What a superb idea it was, then, to film the company while on tour in Paris in the summer of 2016, performing a selection of its traditional repertory. The choice was, I assume, readily made. The connection between Balanchine and the French capital is legendary. All four ballets assembled here are set to French music and both Walpurgisnacht and Symphony in C were even created for the Paris Opera. Often with nothing but light as setting and very simple costuming (except La Valse with its hints of a ballroom and slightly decadent gowns), and utterly delightful music (Gounod, Bizet and Ravel) to boast, this program is a continuous joy and may serve as an antidote against those trying to reduce dance to darkness, violence and angst. In these troubled times a shot of Balanchine is by all means a very welcome night out. By their intelligence, musicality, sense of harmony and purity of intent, his ballets are beacons of light and hope, and by their perennial modernity, continuing sources of delight and inspiration.

Try the lovely Sonatine from 1975 on a rainy day: just two dancers and a pianist on stage, yet it all is brought with effortless dignity, simple charm, and sunlit grace by Megan Fairchild and Joaquin De Luz. In no time you will feel better. This is also a disc to admire the New York City Ballet dancers of today. Like the wonderful Sara Mearns in the romantically wild and theatrical Walpurgisnacht Ballet.

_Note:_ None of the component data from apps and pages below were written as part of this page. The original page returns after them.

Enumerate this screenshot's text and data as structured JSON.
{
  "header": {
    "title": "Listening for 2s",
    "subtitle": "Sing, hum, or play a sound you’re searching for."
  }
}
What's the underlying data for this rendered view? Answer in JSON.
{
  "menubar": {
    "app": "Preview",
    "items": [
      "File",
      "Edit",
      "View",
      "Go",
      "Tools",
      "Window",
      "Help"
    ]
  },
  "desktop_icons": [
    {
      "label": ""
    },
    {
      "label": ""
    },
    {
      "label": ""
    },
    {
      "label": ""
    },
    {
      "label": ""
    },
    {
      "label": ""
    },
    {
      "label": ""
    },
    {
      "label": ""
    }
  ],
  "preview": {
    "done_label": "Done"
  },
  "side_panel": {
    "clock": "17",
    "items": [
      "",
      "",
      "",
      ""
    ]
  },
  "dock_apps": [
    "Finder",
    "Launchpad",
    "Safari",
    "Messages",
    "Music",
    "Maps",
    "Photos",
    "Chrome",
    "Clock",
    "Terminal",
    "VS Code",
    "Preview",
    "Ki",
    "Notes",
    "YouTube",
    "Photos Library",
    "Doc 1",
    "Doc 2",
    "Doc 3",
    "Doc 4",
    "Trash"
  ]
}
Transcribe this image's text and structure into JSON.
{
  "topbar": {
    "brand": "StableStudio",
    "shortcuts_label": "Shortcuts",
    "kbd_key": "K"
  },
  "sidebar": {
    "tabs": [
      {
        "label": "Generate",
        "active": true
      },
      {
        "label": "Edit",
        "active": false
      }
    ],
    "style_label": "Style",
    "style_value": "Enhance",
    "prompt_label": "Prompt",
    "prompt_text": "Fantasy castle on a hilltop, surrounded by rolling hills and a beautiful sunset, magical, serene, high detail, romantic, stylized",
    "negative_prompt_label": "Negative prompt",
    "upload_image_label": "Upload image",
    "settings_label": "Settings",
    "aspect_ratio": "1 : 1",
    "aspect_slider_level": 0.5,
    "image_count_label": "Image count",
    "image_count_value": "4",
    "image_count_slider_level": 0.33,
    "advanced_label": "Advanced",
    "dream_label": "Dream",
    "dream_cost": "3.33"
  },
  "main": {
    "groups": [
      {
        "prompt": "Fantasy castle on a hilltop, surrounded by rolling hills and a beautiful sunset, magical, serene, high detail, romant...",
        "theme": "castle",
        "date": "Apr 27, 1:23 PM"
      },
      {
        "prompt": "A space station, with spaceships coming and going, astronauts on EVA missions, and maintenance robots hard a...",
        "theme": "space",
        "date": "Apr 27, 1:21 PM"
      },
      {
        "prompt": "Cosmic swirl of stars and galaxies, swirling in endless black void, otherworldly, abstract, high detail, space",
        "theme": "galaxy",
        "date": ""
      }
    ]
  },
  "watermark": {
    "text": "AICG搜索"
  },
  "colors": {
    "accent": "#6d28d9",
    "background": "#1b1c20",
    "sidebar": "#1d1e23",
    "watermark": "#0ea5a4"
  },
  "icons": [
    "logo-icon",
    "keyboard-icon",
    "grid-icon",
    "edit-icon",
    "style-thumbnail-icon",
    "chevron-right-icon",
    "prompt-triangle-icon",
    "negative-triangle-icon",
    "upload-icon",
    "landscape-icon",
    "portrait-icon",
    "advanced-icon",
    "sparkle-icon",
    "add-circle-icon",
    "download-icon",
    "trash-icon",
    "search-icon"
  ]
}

Or Sterling Hyltin and Amar Ramasar both superb in La Valse (combining Ravel’s Valses nobles et sentimentales with La Valse proper), offering dramatic contrast. Finally, the irresistible Symphony in C, originally made as Palais de Cristal for the Paris Opera Ballet in 1947, a magnificent showcase for the company’s health and strength. Soloists and ensemble appear in tremendous form and if this performance is in any way representative of the current state of New York City Ballet, then the company is doing really well indeed.

With François Duplat and Vincent Bataillon as the producer-director team, well known from the successful “Bolshoi Ballet HD Collection” distributed by BelAir Classiques, we are in good hands too. They know their trade and have given us some of the best filmed ballet performance videos in recent times. “New York City Ballet in Paris” is no exception. The camerawork and editing is in effect pretty simple and straightforward, but you always see what you need to see in a ballet.

This video comes without any bonus features, but here is the dance speaking for itself as only Balanchine could master it, and it deserves a place in any serious ballet video collection. New York City Ballet brought several programs on its extensive 2016 Paris tour. May we hope for some more goodies, and not only the historical repertory but also new creations, from the treasure chest?

Warmly recommended.

© 2017 Marc Haegeman. All rights reserved